Behav Brain Res. 2023 Feb 2:437:114122. doi: 10.1016/j.bbr.2022.114122. Epub 2022 Sep 26.


Gender differences have been observed in the vulnerability to drug abuse and in the different stages of the addictive process. In opiate dependence, differences between sexes have been shown in humans and laboratory animals in various phases of opiate addiction, especially in withdrawal-associated negative affective states. Using a Y-maze conditioned place aversion paradigm, we investigated potential sex differences in the expression and extinction of the aversive memory of precipitated opiate withdrawal state in morphine-dependent rats. No significant difference between sexes was observed in the occurrence of withdrawal signs following naloxone injection during conditioning. Moreover, opiate withdrawal memory expression and extinction following repeated testing was demonstrated in both male and female rats, with no significant differences between sexes. Finally, we report spontaneous recovery following extinction of opiate withdrawal memory. Altogether these data provide further evidence that persistent withdrawal-related memories may be strong drivers of opiate dependence, and demonstrate that both males and females can be used in experimental rodent cohorts to better understand opiate-related effects, reward, aversive state of withdrawal, abstinence and relapse.

Keywords: Opiate dependence; Place aversion; Recovery; Sex variable; Withdrawal aversive state.

Publication types

  • Research Support, Non-U.S. Gov't

MeSH terms

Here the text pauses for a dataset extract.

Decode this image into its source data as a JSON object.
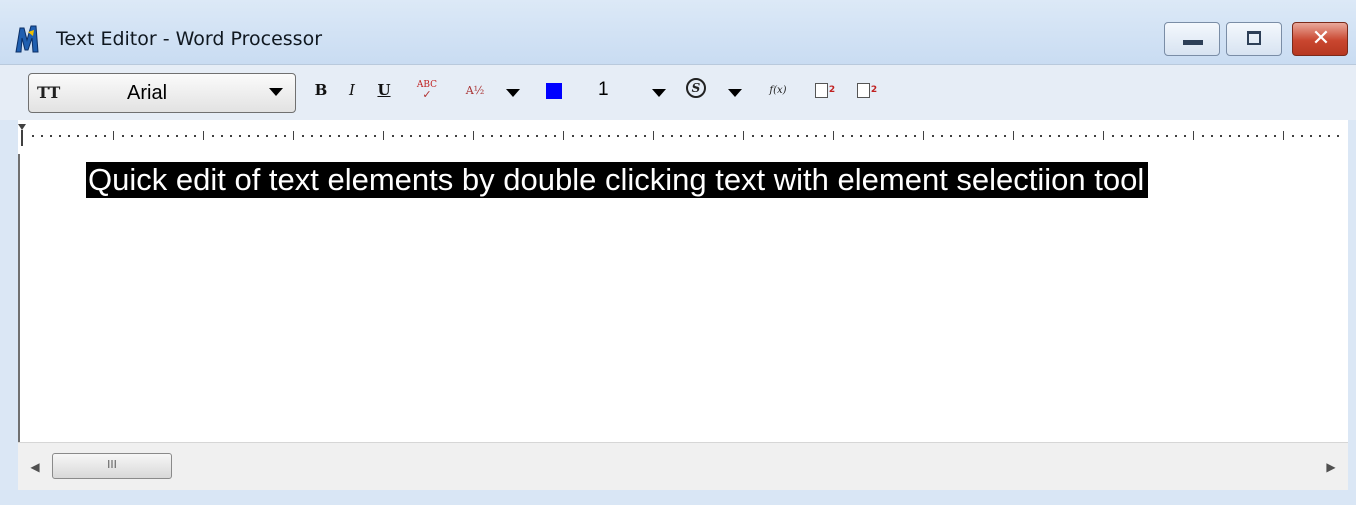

  • Analgesics, Opioid / pharmacology
  • Animals
  • Avoidance Learning
  • Female
  • Humans
  • Male
  • Morphine / pharmacology
  • Morphine Dependence* / metabolism
  • Naloxone / pharmacology
  • Narcotic Antagonists / pharmacology
  • Opiate Alkaloids*
  • Opioid-Related Disorders*
  • Rats
  • Substance Withdrawal Syndrome* / metabolism


  • Opiate Alkaloids
  • Naloxone
  • Analgesics, Opioid
  • Morphine
  • Narcotic Antagonists